“What is an author?” may be the more appropriate question in our era. It is a question the composer George Lewis asks, via Michel Foucault, in his keynote essay for this section. “What is an author?” allows for the consideration of living, non-human beings as authors, such as plants and animals, or inanimate authors, such as robots or algorithms. Or what can also be invisible, nonmaterial, evoking a matrix of laws that embeds the who in the sociopolitical terrain of creators’ rights. Back in 1969, Foucault asked the question “what is an author?” to explore what he called “the author function,” which he saw as closing-down rather than opening-up of the possibilities of idea generation.

In 2012, in an effort to explore these issues, we commissioned a handful of short texts and interviews that we first published online under the banner of Push Me, Pull You: Questions of Co-authorship. These include conversations with Bharatanatyam dancer Krithika Rajagopalan on the relationship between artistic agency and the maintenance of time-honed traditions; Kenneth Goldsmith, the Museum of Modern Art’s first poet laureate, discussing his appropriation of other people’s texts; heritage expert Cassie Chinn on crowd-sourced community curation; and jazz trumpeter Nate Wooley on interpreting musical scores, among others. When this core project was complete, we decided to continue our investigation, which we realized was far from exhausted. We commissioned short video interviews and additional texts. All of this material is gathered here for our collective review.

Why has The Pew Center for Arts & Heritage concerned itself with this issue of authorship? The answer is that an increasing number of Philadelphia-area organizations and artists are seeking funding for projects that are challenging our assumptions on the subject. Most are collaborations with multiple authors. Some have been conceived within the context of “social practice,” others are responding to how technologically sophisticated and networked our culture has become. An example of the former is Funeral for a Home, a recent Center-funded project. Realized in the summer of 2014, Funeral was stewarded by a consortium that included Temple Contemporary, artists, historians, a Baptist church, a local civic association, neighborhood housing advocates, and a demolition team, each group making its own contributions and exercising agency over the project’s outcomes. Separately, New Paradise Laboratories’ Fatebook (funded in 2007) fused the virtual with the real by allowing audience members to interact with the play’s characters long before visiting the theater, thereby deeply influencing how their experience of the work unfolded.

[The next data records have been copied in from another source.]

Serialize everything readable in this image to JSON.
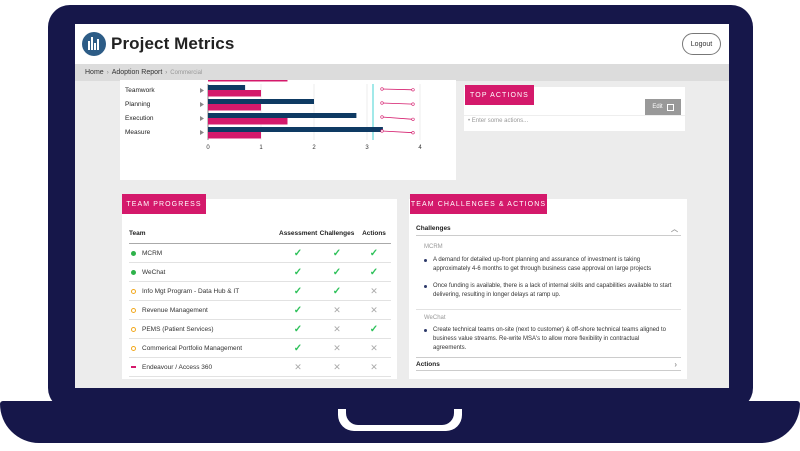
{
  "app": {
    "title": "Project Metrics",
    "logout_label": "Logout"
  },
  "breadcrumb": {
    "home": "Home",
    "sep": "›",
    "report": "Adoption Report",
    "current": "Commercial"
  },
  "colors": {
    "accent": "#d4196b",
    "navy": "#0e3a63",
    "frame": "#16174a",
    "check": "#2ec15a"
  },
  "chart_data": {
    "type": "bar",
    "orientation": "horizontal",
    "categories": [
      "Teamwork",
      "Planning",
      "Execution",
      "Measure"
    ],
    "series": [
      {
        "values": [
          0.7,
          2.0,
          2.8,
          3.3
        ],
        "color": "#0e3a63"
      },
      {
        "values": [
          1.0,
          1.0,
          1.5,
          1.0
        ],
        "color": "#d4196b"
      }
    ],
    "xlim": [
      0,
      4
    ],
    "ticks": [
      "0",
      "1",
      "2",
      "3",
      "4"
    ]
  },
  "top_actions": {
    "title": "TOP ACTIONS",
    "edit_label": "Edit",
    "placeholder": "• Enter some actions..."
  },
  "team_progress": {
    "title": "TEAM PROGRESS",
    "columns": [
      "Team",
      "Assessment",
      "Challenges",
      "Actions"
    ],
    "rows": [
      {
        "name": "MCRM",
        "status": "green",
        "assessment": "✓",
        "challenges": "✓",
        "actions": "✓"
      },
      {
        "name": "WeChat",
        "status": "green",
        "assessment": "✓",
        "challenges": "✓",
        "actions": "✓"
      },
      {
        "name": "Info Mgt Program - Data Hub & IT",
        "status": "amber",
        "assessment": "✓",
        "challenges": "✓",
        "actions": "✕"
      },
      {
        "name": "Revenue Management",
        "status": "amber",
        "assessment": "✓",
        "challenges": "✕",
        "actions": "✕"
      },
      {
        "name": "PEMS (Patient Services)",
        "status": "amber",
        "assessment": "✓",
        "challenges": "✕",
        "actions": "✓"
      },
      {
        "name": "Commerical Portfolio Management",
        "status": "amber",
        "assessment": "✓",
        "challenges": "✕",
        "actions": "✕"
      },
      {
        "name": "Endeavour / Access 360",
        "status": "none",
        "assessment": "✕",
        "challenges": "✕",
        "actions": "✕"
      }
    ]
  },
  "challenges": {
    "title": "TEAM CHALLENGES & ACTIONS",
    "section_label": "Challenges",
    "teams": [
      {
        "name": "MCRM",
        "bullets": [
          "A demand for detailed up-front planning and assurance of investment is taking approximately 4-6 months to get through business case approval on large projects",
          "Once funding is available, there is a lack of internal skills and capabilities available to start delivering, resulting in longer delays at ramp up."
        ]
      },
      {
        "name": "WeChat",
        "bullets": [
          "Create technical teams on-site (next to customer) & off-shore technical teams aligned to business value streams. Re-write MSA's to allow more flexibility in contractual agreements."
        ]
      }
    ],
    "actions_label": "Actions"
  }
}
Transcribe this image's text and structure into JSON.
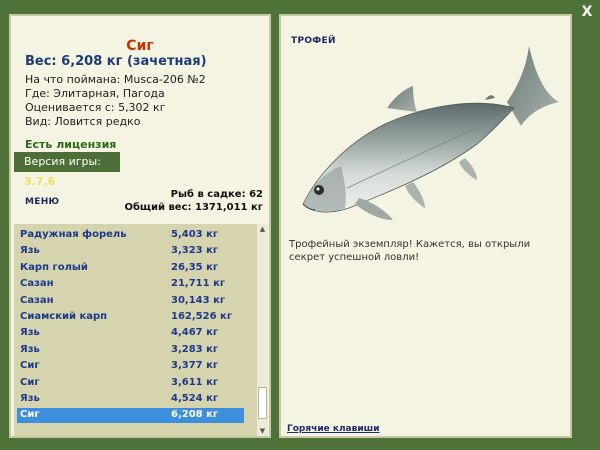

Foucault imagined a future wherein the emphasis was not always on “who is the author?” of a given discourse, but rather: “In what modes does this discourse exist? How does it circulate, and who can appropriate it for him or herself?” This vision of future authorial prerogatives and slippages hasn’t yet fully been assimilated, but if it is a direction in which creative practice may be increasingly moving, then this series helps us consider what to expect and what might be left behind.